BERLIN (Reuters) - Defunct airline Air Berlin’s first auction of assets drew almost 13,000 bids for items ranging from plane seats to chocolate hearts and model aircraft, the administrator said, with more lots still to go under the hammer.
Lucas Floether declined to give the total amount raised by the first auction, citing legal restrictions, but said the auction website had received 1.2 million hits, with bids placed by buyers in 45 countries.
“The high level of interest positively surprised us,” he said in a statement on Monday.
The auction is the first of four to raise cash for creditors of Air Berlin, once Germany’s second-largest airline, serving 30 million passengers a year, which filed for insolvency in August after years of losses and burdened by heavy debt.
Its operations have been carved up among rivals, including Lufthansa (LHAG.DE) and easyJet (EZJ.L), but an inventory of objects owned by the airline is being sold in a process organized by the Dechow auction house.

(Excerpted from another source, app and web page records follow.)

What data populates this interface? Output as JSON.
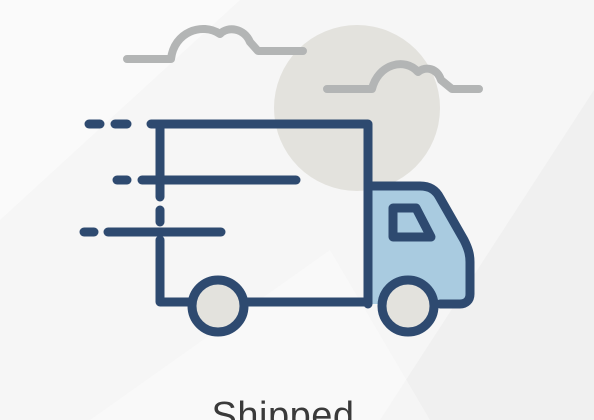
{
  "status": {
    "label": "Shipped",
    "icon": "delivery-truck-icon"
  },
  "colors": {
    "background": "#f6f6f6",
    "truck_outline": "#2e4a70",
    "truck_cab_window": "#a9cbe0",
    "cloud": "#b3b5b5",
    "sun": "#e3e2dd",
    "wheel_fill": "#e3e2dd",
    "label_text": "#3a3a3a"
  }
}
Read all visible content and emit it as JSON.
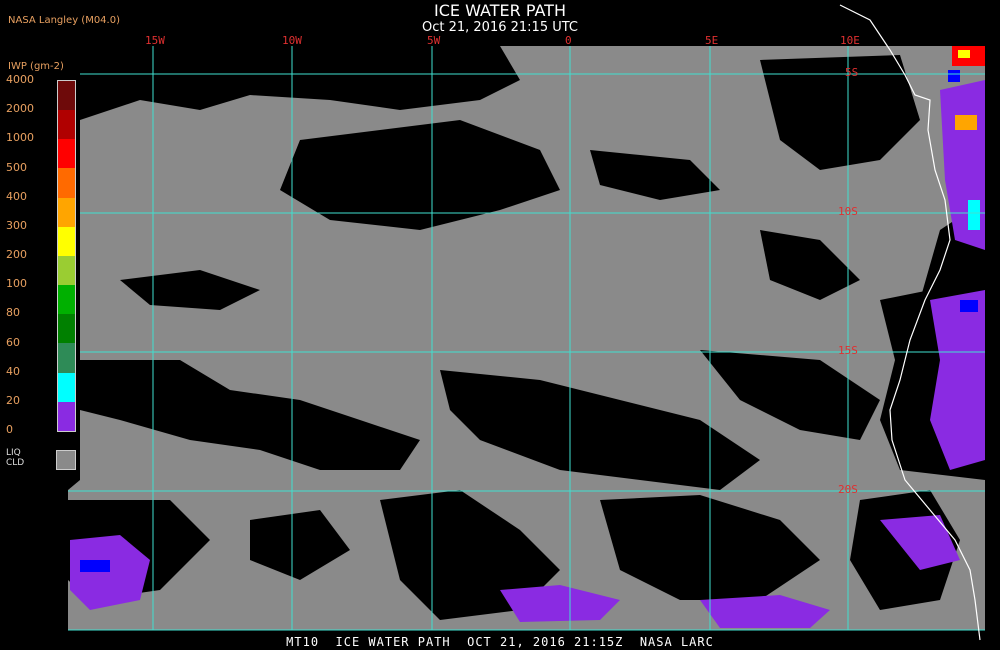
{
  "header": {
    "title": "ICE WATER PATH",
    "datetime": "Oct 21, 2016 21:15 UTC",
    "credit": "NASA Langley (M04.0)"
  },
  "legend": {
    "unit_label": "IWP (gm-2)",
    "items": [
      {
        "label": "4000",
        "color": "#6e0a0a"
      },
      {
        "label": "2000",
        "color": "#b00000"
      },
      {
        "label": "1000",
        "color": "#ff0000"
      },
      {
        "label": "500",
        "color": "#ff6a00"
      },
      {
        "label": "400",
        "color": "#ffa500"
      },
      {
        "label": "300",
        "color": "#ffff00"
      },
      {
        "label": "200",
        "color": "#9acd32"
      },
      {
        "label": "100",
        "color": "#00b000"
      },
      {
        "label": "80",
        "color": "#008000"
      },
      {
        "label": "60",
        "color": "#2e8b57"
      },
      {
        "label": "40",
        "color": "#00ffff"
      },
      {
        "label": "20",
        "color": "#0080ff"
      },
      {
        "label": "0",
        "color": "#0000ff"
      }
    ],
    "liquid_cloud_label": "LIQ\nCLD",
    "liquid_cloud_color": "#8a8a8a",
    "zero_color": "#8a2be2"
  },
  "map": {
    "longitude_labels": [
      "15W",
      "10W",
      "5W",
      "0",
      "5E",
      "10E"
    ],
    "latitude_labels": [
      "5S",
      "10S",
      "15S",
      "20S"
    ],
    "grid_color": "#40e0d0",
    "cloud_color": "#8a8a8a",
    "ice_color": "#8a2be2",
    "coast_color": "#ffffff"
  },
  "footer": {
    "text": "MT10  ICE WATER PATH  OCT 21, 2016 21:15Z  NASA LARC"
  }
}
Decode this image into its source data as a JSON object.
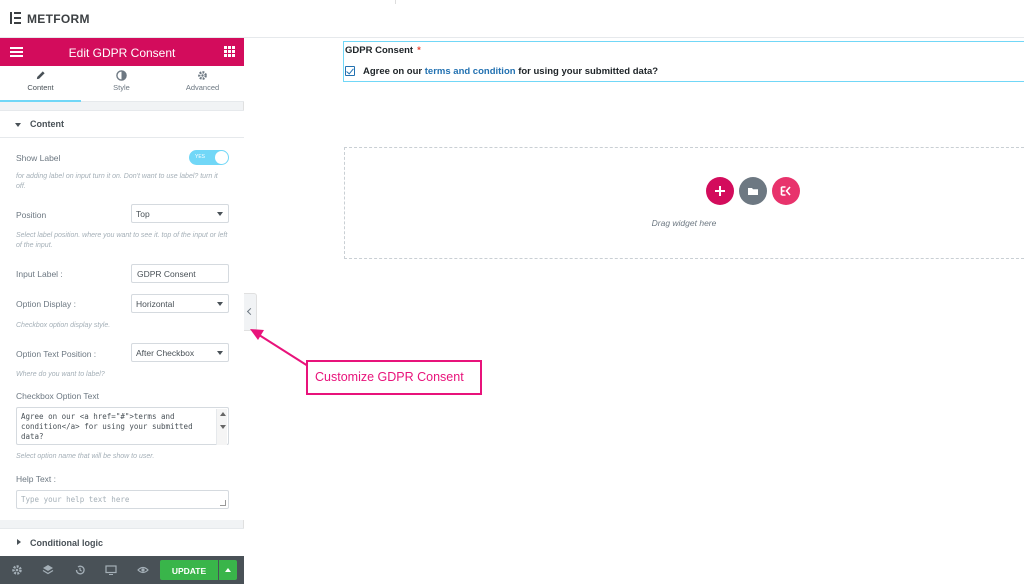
{
  "topbar": {
    "brand": "METFORM"
  },
  "panel": {
    "header_title": "Edit GDPR Consent",
    "tabs": [
      {
        "label": "Content"
      },
      {
        "label": "Style"
      },
      {
        "label": "Advanced"
      }
    ],
    "section_title": "Content",
    "show_label": {
      "label": "Show Label",
      "toggle_text": "YES",
      "on": true,
      "hint": "for adding label on input turn it on. Don't want to use label? turn it off."
    },
    "position": {
      "label": "Position",
      "value": "Top",
      "hint": "Select label position. where you want to see it. top of the input or left of the input."
    },
    "input_label": {
      "label": "Input Label :",
      "value": "GDPR Consent"
    },
    "option_display": {
      "label": "Option Display :",
      "value": "Horizontal",
      "hint": "Checkbox option display style."
    },
    "option_text_position": {
      "label": "Option Text Position :",
      "value": "After Checkbox",
      "hint": "Where do you want to label?"
    },
    "checkbox_option_text": {
      "label": "Checkbox Option Text",
      "value": "Agree on our <a href=\"#\">terms and condition</a> for using your submitted data?",
      "hint": "Select option name that will be show to user."
    },
    "help_text": {
      "label": "Help Text :",
      "placeholder": "Type your help text here"
    },
    "conditional_logic": "Conditional logic",
    "footer": {
      "update_label": "UPDATE"
    }
  },
  "canvas": {
    "widget": {
      "heading": "GDPR Consent",
      "required_mark": "*",
      "checked": true,
      "option_prefix": "Agree on our ",
      "option_link": "terms and condition",
      "option_suffix": " for using your submitted data?"
    },
    "drop_text": "Drag widget here"
  },
  "callout": {
    "text": "Customize GDPR Consent"
  },
  "colors": {
    "brand": "#d30c5c",
    "accent": "#71d7f7",
    "update": "#39b54a",
    "callout": "#e8137b"
  }
}
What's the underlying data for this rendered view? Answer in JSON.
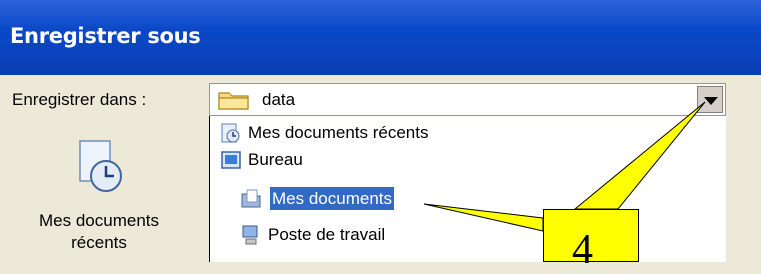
{
  "dialog": {
    "title": "Enregistrer sous"
  },
  "save_in": {
    "label": "Enregistrer dans :",
    "value": "data"
  },
  "dropdown_items": [
    {
      "label": "Mes documents récents",
      "icon": "recent-documents-icon"
    },
    {
      "label": "Bureau",
      "icon": "desktop-icon"
    },
    {
      "label": "Mes documents",
      "icon": "documents-folder-icon",
      "selected": true
    },
    {
      "label": "Poste de travail",
      "icon": "computer-icon"
    }
  ],
  "places_bar": {
    "label": "Mes documents récents",
    "icon": "recent-documents-icon"
  },
  "callout": {
    "text": "4",
    "color": "#ffff00"
  },
  "colors": {
    "title_bar": "#0a48c8",
    "selection": "#316ac5",
    "panel": "#ece9d8"
  }
}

A 4.8 meter-long model Boeing 737 plane went for 7,800 euros ($9,721), while items such as umbrellas were picked up for around 30-40 euros. The chocolate hearts that Air Berlin used to hand out at the end of each flight went for as much as 352 euros for a box of 100.
In three further auctions that run until Feb. 16, fans can pick up retro-style messenger bags, deck chairs and beach balls with the Air Berlin logo, plus more model planes in various sizes.
It is not clear whether staff uniforms, including those worn by pilots, can be sold. The auction house is currently in talks with aviation authorities as to whether they can be offered to the public because they have official markings and selling them could contravene security regulations.
Reporting by Victoria Bryan; Editing by Catherine Evans